United Neighbors of Lower Roxbury

About Lower Roxbury

Lower Roxbury is a great place to live. With a vibrant history of community activism and multi-generational families, the Lower Roxbury neighborhood truly represents the heart of Boston. For over 350 years, the area has been home to families of many cultures and backgrounds. We are proud of our heritage and inspired to work for a prosperous future.

Boundaries

Lower Roxbury is generally bounded by Tremont St. on the North, Massachusetts Ave. on the East, Harrison Ave. on the South and Melnea Cass Blvd. on the West.

History

Founded by English colonists in 1630, Roxbury began as an independent community, connected to Boston only by a narrow neck of land along Washington Street. Today, after massive landfill and annexation to Boston, Roxbury is at the city's geographical center. It contains buildings and landmarks that tell the story of three centuries. Even with dense urban development, Roxbury has much open, green space, a legacy of its days as a farming town and as an early suburb.

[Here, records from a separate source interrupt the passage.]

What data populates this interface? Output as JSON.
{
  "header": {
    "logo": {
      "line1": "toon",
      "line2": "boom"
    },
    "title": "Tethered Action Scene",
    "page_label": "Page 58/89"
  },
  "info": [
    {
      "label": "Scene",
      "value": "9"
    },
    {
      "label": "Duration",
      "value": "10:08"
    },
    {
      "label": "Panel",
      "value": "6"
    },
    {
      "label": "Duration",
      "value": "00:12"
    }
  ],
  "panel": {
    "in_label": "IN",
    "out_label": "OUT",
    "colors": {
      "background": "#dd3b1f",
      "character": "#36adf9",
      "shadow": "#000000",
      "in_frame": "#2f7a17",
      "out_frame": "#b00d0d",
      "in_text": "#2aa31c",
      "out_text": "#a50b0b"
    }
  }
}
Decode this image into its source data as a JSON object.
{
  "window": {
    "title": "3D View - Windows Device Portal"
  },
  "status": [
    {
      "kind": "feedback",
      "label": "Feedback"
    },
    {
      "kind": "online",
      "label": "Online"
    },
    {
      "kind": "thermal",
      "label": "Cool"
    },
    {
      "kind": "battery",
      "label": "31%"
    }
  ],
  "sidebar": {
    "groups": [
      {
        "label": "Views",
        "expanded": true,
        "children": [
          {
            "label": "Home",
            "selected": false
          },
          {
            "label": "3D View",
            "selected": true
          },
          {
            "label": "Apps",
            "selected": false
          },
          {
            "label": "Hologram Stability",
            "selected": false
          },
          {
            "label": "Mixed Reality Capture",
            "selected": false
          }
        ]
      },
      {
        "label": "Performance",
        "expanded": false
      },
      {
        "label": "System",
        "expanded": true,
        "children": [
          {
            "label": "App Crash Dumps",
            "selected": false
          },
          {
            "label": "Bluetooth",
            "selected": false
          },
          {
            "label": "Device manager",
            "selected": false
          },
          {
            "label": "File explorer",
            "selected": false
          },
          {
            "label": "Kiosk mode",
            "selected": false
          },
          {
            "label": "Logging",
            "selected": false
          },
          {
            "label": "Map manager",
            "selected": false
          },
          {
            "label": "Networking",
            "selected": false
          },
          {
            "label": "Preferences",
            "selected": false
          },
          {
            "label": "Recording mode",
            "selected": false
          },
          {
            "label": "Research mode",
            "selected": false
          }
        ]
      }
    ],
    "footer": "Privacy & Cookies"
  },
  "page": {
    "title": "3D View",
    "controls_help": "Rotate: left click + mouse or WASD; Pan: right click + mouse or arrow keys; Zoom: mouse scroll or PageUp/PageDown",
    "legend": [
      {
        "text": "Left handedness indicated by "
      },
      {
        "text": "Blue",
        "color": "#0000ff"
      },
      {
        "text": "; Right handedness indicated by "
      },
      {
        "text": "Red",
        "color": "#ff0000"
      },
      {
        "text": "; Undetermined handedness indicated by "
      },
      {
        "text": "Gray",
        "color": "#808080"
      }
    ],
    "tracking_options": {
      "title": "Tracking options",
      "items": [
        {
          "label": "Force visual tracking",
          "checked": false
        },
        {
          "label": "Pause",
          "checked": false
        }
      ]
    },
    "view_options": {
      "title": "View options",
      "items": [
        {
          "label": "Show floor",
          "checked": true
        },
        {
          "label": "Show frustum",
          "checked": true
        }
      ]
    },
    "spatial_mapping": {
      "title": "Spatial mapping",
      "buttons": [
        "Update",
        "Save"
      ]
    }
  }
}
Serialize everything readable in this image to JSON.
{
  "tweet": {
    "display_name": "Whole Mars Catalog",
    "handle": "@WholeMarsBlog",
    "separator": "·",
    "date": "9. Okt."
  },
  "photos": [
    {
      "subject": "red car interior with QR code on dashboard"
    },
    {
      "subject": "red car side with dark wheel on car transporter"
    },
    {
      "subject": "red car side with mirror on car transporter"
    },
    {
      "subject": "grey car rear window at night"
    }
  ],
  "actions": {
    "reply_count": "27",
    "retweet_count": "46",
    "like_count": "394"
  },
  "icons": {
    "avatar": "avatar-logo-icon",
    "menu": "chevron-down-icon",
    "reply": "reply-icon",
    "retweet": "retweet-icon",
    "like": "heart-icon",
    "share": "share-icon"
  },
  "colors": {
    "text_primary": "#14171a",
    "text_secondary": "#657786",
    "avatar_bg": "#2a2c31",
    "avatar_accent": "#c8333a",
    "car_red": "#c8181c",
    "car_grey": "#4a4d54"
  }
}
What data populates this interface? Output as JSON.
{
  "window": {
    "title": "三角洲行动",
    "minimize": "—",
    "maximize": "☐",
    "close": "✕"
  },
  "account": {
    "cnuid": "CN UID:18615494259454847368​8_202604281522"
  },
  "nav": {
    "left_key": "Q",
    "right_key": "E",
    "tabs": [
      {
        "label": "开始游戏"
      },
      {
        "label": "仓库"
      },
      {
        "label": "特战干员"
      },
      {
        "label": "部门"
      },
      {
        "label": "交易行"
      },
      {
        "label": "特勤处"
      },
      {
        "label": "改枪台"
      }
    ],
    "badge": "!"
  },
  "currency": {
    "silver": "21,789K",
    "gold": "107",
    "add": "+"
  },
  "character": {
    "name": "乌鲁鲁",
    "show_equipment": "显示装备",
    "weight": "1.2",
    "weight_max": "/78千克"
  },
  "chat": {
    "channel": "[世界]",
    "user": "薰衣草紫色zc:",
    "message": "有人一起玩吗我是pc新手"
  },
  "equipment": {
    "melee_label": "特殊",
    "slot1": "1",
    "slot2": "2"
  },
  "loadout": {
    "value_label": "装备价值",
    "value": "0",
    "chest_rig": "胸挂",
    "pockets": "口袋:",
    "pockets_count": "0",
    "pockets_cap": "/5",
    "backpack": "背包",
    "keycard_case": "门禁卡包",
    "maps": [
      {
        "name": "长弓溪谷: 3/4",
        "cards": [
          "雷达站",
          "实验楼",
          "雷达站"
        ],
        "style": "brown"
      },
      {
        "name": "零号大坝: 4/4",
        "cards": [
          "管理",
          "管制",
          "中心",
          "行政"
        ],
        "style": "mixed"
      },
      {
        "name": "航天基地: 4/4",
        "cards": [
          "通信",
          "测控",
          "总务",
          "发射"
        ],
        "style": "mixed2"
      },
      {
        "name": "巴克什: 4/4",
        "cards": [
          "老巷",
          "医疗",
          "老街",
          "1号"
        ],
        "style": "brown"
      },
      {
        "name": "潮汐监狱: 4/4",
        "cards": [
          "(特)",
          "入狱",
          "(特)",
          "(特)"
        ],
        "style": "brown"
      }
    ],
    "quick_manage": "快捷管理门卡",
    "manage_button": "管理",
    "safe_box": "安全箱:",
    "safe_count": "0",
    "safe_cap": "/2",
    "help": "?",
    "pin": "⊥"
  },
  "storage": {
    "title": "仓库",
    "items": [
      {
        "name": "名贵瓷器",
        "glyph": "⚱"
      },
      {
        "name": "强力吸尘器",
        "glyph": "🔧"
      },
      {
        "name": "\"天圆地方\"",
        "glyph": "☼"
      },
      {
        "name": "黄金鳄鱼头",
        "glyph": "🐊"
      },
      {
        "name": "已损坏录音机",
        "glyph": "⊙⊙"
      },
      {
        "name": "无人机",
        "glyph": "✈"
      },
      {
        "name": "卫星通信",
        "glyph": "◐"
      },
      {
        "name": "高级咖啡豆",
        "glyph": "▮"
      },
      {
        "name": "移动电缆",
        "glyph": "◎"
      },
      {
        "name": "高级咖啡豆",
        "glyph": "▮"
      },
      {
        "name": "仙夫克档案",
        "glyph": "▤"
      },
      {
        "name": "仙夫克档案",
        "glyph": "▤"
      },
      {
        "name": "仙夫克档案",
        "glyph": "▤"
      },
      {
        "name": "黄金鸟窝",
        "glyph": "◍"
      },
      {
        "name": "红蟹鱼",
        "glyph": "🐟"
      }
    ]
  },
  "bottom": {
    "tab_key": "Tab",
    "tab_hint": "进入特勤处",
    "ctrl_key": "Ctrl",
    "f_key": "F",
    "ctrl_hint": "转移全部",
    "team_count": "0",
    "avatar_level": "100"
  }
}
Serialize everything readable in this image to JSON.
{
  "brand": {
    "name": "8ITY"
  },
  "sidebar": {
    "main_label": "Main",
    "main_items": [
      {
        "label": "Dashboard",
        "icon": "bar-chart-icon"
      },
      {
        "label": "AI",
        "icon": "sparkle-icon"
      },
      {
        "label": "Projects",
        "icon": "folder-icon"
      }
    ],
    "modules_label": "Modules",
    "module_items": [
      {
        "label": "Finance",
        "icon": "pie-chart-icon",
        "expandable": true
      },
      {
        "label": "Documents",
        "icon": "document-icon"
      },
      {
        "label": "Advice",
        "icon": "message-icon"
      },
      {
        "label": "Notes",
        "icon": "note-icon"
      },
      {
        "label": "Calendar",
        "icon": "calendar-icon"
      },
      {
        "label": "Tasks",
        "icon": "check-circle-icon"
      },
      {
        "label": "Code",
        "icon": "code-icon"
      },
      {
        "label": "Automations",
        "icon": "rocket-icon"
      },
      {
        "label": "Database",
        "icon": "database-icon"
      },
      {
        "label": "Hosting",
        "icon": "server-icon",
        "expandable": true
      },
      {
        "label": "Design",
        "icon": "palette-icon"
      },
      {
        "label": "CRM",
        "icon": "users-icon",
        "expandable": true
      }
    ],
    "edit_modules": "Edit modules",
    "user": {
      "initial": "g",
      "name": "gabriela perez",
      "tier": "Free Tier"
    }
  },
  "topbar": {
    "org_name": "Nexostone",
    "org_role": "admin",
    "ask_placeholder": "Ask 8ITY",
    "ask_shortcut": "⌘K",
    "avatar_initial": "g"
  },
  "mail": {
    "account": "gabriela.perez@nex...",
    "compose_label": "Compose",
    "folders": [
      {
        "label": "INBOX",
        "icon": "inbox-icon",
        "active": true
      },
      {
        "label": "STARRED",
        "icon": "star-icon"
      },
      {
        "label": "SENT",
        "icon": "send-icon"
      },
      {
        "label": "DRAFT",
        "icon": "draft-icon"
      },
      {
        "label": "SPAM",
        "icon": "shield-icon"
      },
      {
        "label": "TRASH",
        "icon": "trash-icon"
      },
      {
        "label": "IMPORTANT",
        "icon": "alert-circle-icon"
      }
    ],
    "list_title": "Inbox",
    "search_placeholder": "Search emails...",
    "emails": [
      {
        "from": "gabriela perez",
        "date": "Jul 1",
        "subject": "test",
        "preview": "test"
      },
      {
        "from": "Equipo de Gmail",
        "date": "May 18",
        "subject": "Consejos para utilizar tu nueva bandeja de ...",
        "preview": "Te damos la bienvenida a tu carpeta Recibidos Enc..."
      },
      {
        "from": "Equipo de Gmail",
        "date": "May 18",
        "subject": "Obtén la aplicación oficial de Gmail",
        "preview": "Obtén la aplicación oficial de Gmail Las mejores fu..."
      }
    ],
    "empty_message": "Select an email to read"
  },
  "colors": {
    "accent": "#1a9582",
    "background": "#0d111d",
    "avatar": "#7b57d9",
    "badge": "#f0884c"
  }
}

Even in colonial days, Lower Roxbury, located along Roxbury's border with the South End, had an industrial character with mills and tanneries. As the marshes were filled in, factories and warehouses took their place. Workers' housing was also constructed in Lower Roxbury, usually wooden tenements and row-houses. The neighborhood also contains an example of model workers' housing at Frederick Douglass Square (Greenwich, Warwick, and Sussex streets), small brick row-houses built in the 1880s.

Urbanization

Forty years ago, before urban renewal razed more than 2,000 units of housing to make way for the planned Inner Belt Highway, Lower Roxbury had parks and schools.

Now the view down Warwick Streets ends with a narrow strip of parkland before the hustle and din of Melnea Cass Boulevard. Several dozen neighbors living in the six streets bounded by Windsor, Warwick, Westminster and Hammond streets are all that remains of the Lower Roxbury enclave.

Also remaining is the meeting house at 90 Windsor st., where many from the neighborhood used to hold their meetings, parties, weddings and political forums. Now they are trying to bring that building back from the dead.